It’s now April, which means that many of the 2022 releases have finally hit the road in car news. Along with the high profile releases like the electric trucks from GM and Ford, or the initial releases from German automakers like BMW and Volkswagen, the Hyundai Group made their EV debut with the Kia EV6 station wagon.
The Kia EV6 is powered by the Hyundai Group’s Electric Global Modular Platform. This versatile platform will be used in a significant amount of Kia’s EV lineup going forward and in EVs from Hyundai. However, the Kia EV6 acts as a jumping-off point for the group’s electrification initiative.
The EV6’s design lends itself to a new direction for its EV lineup; there are still remnants of previous models that show up. The car keeps to the basic silhouette of the Kia brand by maintaining the tapering roofline. Yet, the famous tiger-nose grille on all of its Internal Combustion Engine cars has been all but omitted, opting instead for the industry trend of a grille-less front. Despite lacking the tiger nose, the rest of the face is still very much on brand. Thin aggressive lights outline the gentle curve of the hood and make the car easily recognizable despite the lack of a grille. The vehicle’s body is sleek and minimal, owing to the line tracing the outside of the body and door handles that run flush with the doors. The brake lights are oddly sculptural and provide an interesting contour to the rear of the car. As a whole, the car’s body is a sporty, fun addition to Kia’s lineup.
The EV6 enjoys some pretty nice automotive chops as well. The line provides a range of performance levels, with the lowest rear-wheel-drive model delivering power as little as 167 horsepower and or as much as 567 horsepower on their all-wheel-drive GT model. The EV6 also achieves acceleration times as quickly as 0-60 in 3.5 seconds. Yet, despite the performance metrics, the car was very much designed for comfortable cruising and city driving. The main reason for this is the battery range. Most EV6 models sit squarely in the mid-200 mile range segment, which isn’t nearly enough for long road trips. Although the longest EV6 model, the RWD GT, tops out at 310 miles of range which could pull its weight on the longer trips and, as a bonus, rub shoulders with the Tesla Model Y’s 330 miles of range. The car offers super fast charging capabilities in lieu of a wider battery range at lower price points. On a DC fast charging station, the car can replenish the battery from 10% to 80% in under 18 minutes and can supply about 70 miles back in less than five. Even without access to a DC fast charger, a Level 2 charger can fully charge a car in less than 7 hours.
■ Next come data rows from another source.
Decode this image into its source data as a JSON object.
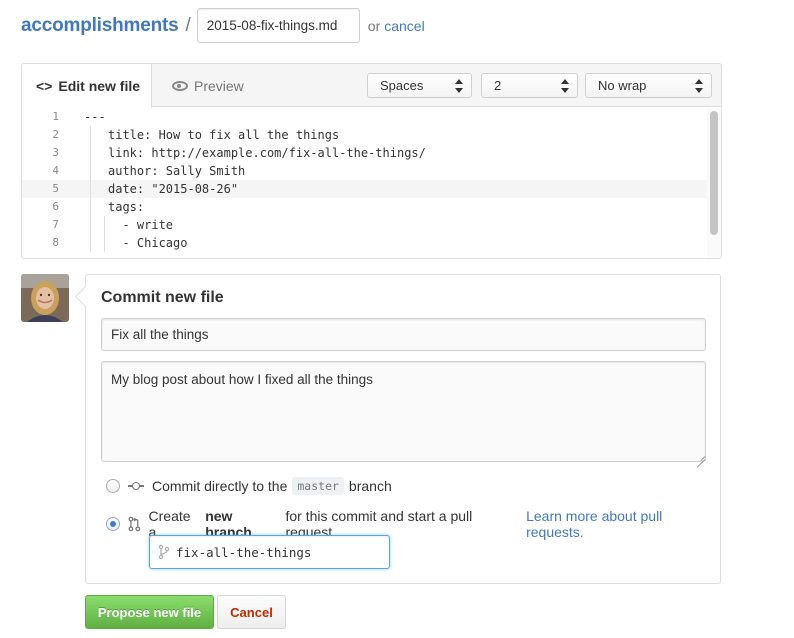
{
  "breadcrumb": {
    "repo": "accomplishments",
    "separator": "/",
    "filename": "2015-08-fix-things.md",
    "or_text": "or",
    "cancel": "cancel"
  },
  "editor": {
    "tabs": [
      {
        "label": "Edit new file",
        "icon": "code-icon",
        "active": true
      },
      {
        "label": "Preview",
        "icon": "eye-icon",
        "active": false
      }
    ],
    "indent_mode": "Spaces",
    "indent_size": "2",
    "wrap_mode": "No wrap",
    "active_line": 5,
    "lines": [
      {
        "num": "1",
        "text": "---"
      },
      {
        "num": "2",
        "text": "title: How to fix all the things"
      },
      {
        "num": "3",
        "text": "link: http://example.com/fix-all-the-things/"
      },
      {
        "num": "4",
        "text": "author: Sally Smith"
      },
      {
        "num": "5",
        "text": "date: \"2015-08-26\""
      },
      {
        "num": "6",
        "text": "tags:"
      },
      {
        "num": "7",
        "text": "  - write"
      },
      {
        "num": "8",
        "text": "  - Chicago"
      }
    ]
  },
  "commit": {
    "title": "Commit new file",
    "summary": "Fix all the things",
    "description": "My blog post about how I fixed all the things",
    "option_direct": {
      "prefix": "Commit directly to the",
      "branch": "master",
      "suffix": "branch",
      "checked": false
    },
    "option_new_branch": {
      "prefix": "Create a",
      "bold": "new branch",
      "suffix": "for this commit and start a pull request.",
      "link": "Learn more about pull requests.",
      "checked": true
    },
    "branch_name": "fix-all-the-things"
  },
  "actions": {
    "propose": "Propose new file",
    "cancel": "Cancel"
  },
  "colors": {
    "link": "#4078c0",
    "primary_button": "#60b044",
    "cancel_text": "#bd2c00",
    "focus_border": "#51a7e8"
  }
}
The interior is marked by a well-curated array of knobs, buttons, and screens, a welcome relief from the extreme minimalism applied to many of the market’s emerging EVs. Both the dashboard and the infotainment system are very driver-centric. The screens face the driver’s seat, and the knobs used to control the infotainment center are positioned closer to the driver’s seat for easier access. The five-seat interior is spacious and offers plenty of room for cargo, with 24 cubic feet of storage in the trunk, which becomes 54 cubic feet when the rear seats are folded back. There is also additional storage space in the front trunk space.
The EV6 also enjoys plenty of safety features, including collision avoidance systems for pedestrians, lane changing, and oncoming traffic. In addition, it has a host of sensors and cameras to monitor blind spots, assist with parking, change lanes, and smart cruise control functions.
The Kia EV6 pricing starts at just over $42,000 for its entry-level option, with its GT version starting at just over $52,000. Overall, the car is an excellent choice for a mid-level price point electric vehicle. With this being the first release of the Hyundai Groups’ electric overhaul, it will be interesting to see what they do next.